---------- Dataset content ----------

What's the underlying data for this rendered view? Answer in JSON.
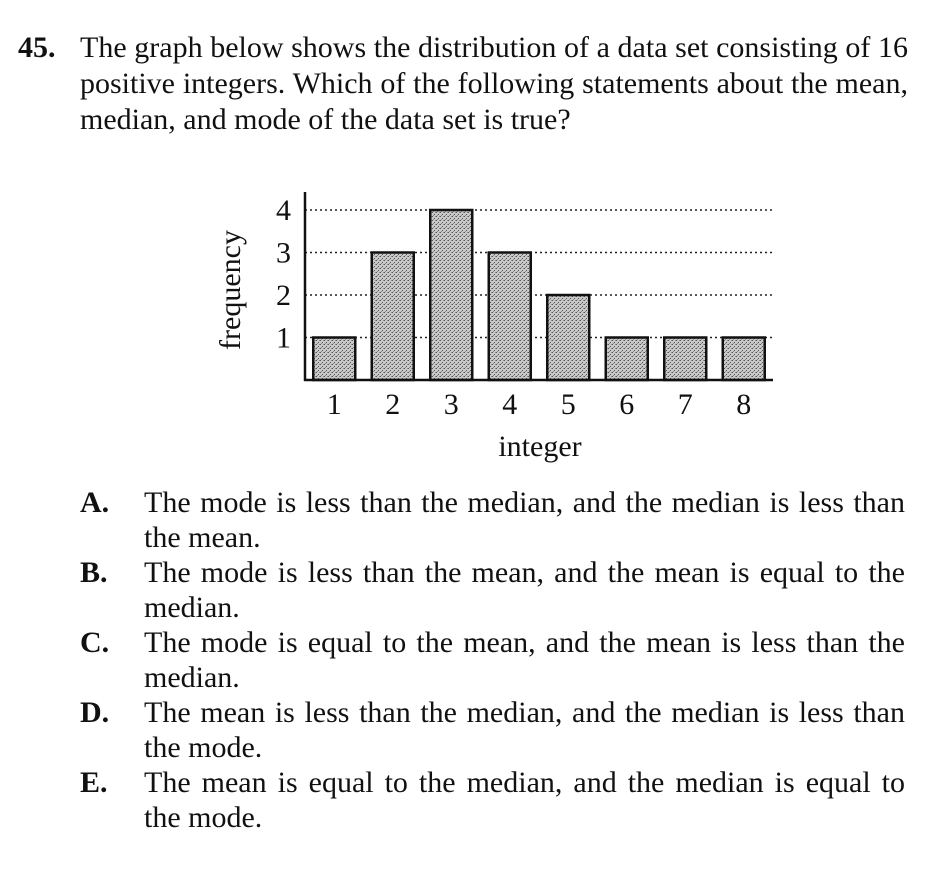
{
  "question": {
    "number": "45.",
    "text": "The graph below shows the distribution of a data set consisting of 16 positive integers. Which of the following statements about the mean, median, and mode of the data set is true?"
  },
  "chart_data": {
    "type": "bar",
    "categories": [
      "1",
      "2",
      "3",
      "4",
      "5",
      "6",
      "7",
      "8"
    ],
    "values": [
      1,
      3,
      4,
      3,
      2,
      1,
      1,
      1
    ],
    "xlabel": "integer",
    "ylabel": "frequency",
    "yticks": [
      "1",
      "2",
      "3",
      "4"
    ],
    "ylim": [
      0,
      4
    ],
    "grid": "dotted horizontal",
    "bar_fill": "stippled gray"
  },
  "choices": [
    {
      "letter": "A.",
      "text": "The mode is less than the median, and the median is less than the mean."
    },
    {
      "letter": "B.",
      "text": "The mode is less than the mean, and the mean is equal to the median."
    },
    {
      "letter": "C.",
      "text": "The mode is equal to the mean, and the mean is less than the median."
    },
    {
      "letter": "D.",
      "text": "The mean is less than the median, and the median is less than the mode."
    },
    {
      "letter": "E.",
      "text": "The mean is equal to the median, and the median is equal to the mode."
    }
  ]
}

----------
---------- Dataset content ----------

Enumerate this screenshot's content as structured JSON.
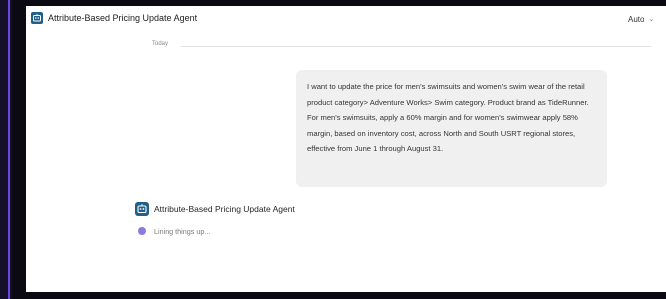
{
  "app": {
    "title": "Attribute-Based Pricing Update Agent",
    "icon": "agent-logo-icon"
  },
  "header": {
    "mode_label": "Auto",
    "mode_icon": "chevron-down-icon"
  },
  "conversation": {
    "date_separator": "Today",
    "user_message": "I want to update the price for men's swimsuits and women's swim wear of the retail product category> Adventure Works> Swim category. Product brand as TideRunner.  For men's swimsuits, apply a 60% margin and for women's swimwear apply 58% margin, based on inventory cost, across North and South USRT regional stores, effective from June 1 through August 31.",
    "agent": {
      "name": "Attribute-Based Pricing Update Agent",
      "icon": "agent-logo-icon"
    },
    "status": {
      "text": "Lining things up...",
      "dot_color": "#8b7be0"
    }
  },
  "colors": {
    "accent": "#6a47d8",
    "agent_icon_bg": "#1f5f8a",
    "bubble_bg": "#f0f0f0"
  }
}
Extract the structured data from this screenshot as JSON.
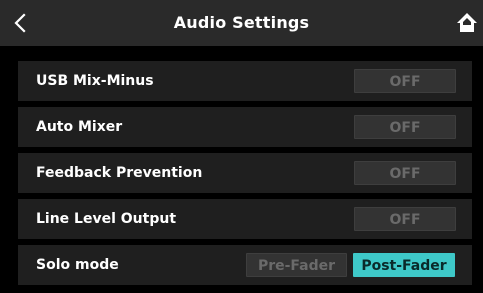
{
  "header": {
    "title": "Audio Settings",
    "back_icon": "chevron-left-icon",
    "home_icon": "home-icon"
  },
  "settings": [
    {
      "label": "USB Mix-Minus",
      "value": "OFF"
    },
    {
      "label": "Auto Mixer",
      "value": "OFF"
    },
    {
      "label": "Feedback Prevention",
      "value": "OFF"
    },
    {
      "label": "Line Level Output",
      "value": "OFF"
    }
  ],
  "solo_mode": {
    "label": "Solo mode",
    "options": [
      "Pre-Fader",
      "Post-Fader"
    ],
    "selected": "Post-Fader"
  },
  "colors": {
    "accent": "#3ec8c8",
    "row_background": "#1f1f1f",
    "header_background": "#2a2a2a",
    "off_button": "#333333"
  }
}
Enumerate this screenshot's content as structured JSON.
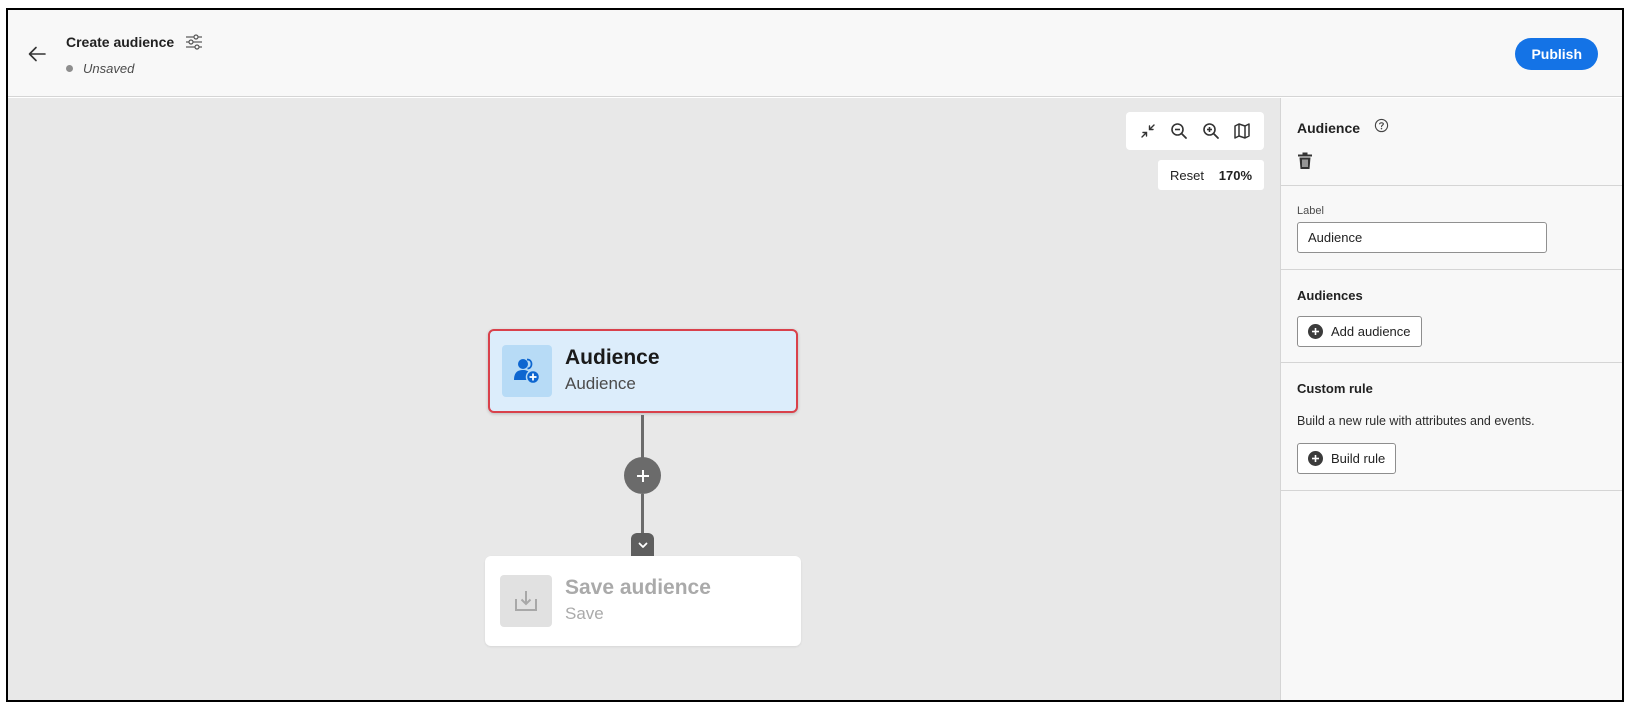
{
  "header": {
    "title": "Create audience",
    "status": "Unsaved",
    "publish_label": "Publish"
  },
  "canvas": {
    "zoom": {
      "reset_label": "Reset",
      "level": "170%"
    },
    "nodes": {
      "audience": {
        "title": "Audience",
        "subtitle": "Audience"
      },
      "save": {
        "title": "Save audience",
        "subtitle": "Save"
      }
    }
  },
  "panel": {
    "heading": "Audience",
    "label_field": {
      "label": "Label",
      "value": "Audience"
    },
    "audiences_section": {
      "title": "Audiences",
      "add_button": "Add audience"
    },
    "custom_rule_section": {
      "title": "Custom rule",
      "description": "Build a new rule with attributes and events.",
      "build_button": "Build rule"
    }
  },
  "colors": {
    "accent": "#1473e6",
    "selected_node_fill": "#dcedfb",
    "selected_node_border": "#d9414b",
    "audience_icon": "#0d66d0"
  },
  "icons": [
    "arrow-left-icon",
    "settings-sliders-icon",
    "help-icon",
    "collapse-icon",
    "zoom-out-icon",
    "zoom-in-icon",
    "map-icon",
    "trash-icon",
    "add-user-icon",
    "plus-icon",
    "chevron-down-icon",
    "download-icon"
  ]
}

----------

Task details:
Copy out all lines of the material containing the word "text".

Answer space:
    "text": "The graph below shows the distribution of a data set consisting of 16 positive integers. Which of the following statements about the mean, median, and mode of the data set is true?"
      "text": "The mode is less than the median, and the median is less than the mean."
      "text": "The mode is less than the mean, and the mean is equal to the median."
      "text": "The mode is equal to the mean, and the mean is less than the median."
      "text": "The mean is less than the median, and the median is less than the mode."
      "text": "The mean is equal to the median, and the median is equal to the mode."
      "text": "Lining things up...",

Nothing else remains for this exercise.